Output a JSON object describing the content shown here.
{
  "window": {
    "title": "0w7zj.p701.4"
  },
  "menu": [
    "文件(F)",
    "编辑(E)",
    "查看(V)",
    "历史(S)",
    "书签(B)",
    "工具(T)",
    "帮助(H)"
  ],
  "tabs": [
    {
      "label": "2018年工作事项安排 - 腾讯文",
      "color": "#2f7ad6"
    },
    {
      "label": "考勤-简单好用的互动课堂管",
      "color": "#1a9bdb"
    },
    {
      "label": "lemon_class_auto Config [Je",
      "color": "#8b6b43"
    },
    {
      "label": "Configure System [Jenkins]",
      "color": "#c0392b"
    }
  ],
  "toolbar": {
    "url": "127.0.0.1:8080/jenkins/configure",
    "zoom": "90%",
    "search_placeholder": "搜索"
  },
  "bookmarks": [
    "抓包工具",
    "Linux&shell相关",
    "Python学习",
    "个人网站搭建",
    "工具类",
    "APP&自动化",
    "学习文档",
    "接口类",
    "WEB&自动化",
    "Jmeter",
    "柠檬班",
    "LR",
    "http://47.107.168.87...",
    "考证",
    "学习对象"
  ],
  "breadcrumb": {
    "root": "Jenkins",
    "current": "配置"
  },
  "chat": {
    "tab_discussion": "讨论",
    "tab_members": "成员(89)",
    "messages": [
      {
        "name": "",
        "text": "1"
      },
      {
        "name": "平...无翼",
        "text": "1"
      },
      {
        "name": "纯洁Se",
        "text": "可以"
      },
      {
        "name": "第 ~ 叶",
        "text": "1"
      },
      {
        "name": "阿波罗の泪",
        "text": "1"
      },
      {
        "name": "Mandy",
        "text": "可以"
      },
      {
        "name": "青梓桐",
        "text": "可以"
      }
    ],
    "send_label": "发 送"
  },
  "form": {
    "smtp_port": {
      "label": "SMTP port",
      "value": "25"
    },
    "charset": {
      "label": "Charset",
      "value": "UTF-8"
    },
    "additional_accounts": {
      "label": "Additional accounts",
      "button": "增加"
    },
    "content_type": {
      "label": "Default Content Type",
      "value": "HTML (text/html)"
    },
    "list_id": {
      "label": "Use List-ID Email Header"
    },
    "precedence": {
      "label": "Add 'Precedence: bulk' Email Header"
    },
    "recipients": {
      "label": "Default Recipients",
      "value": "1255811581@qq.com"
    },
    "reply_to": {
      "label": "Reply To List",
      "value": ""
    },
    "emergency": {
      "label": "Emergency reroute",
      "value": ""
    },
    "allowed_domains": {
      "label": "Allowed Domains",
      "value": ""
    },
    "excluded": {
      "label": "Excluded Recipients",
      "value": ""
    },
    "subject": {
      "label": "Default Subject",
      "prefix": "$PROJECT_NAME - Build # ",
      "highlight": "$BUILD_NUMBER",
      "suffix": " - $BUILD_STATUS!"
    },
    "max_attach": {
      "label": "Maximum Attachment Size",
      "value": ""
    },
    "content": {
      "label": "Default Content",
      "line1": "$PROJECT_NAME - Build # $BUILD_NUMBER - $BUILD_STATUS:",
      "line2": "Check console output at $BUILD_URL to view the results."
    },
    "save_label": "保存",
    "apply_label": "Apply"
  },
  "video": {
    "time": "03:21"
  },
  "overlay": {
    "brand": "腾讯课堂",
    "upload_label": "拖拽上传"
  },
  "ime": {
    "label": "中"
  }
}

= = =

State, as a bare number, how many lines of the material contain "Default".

> [ANSWER BOX]
4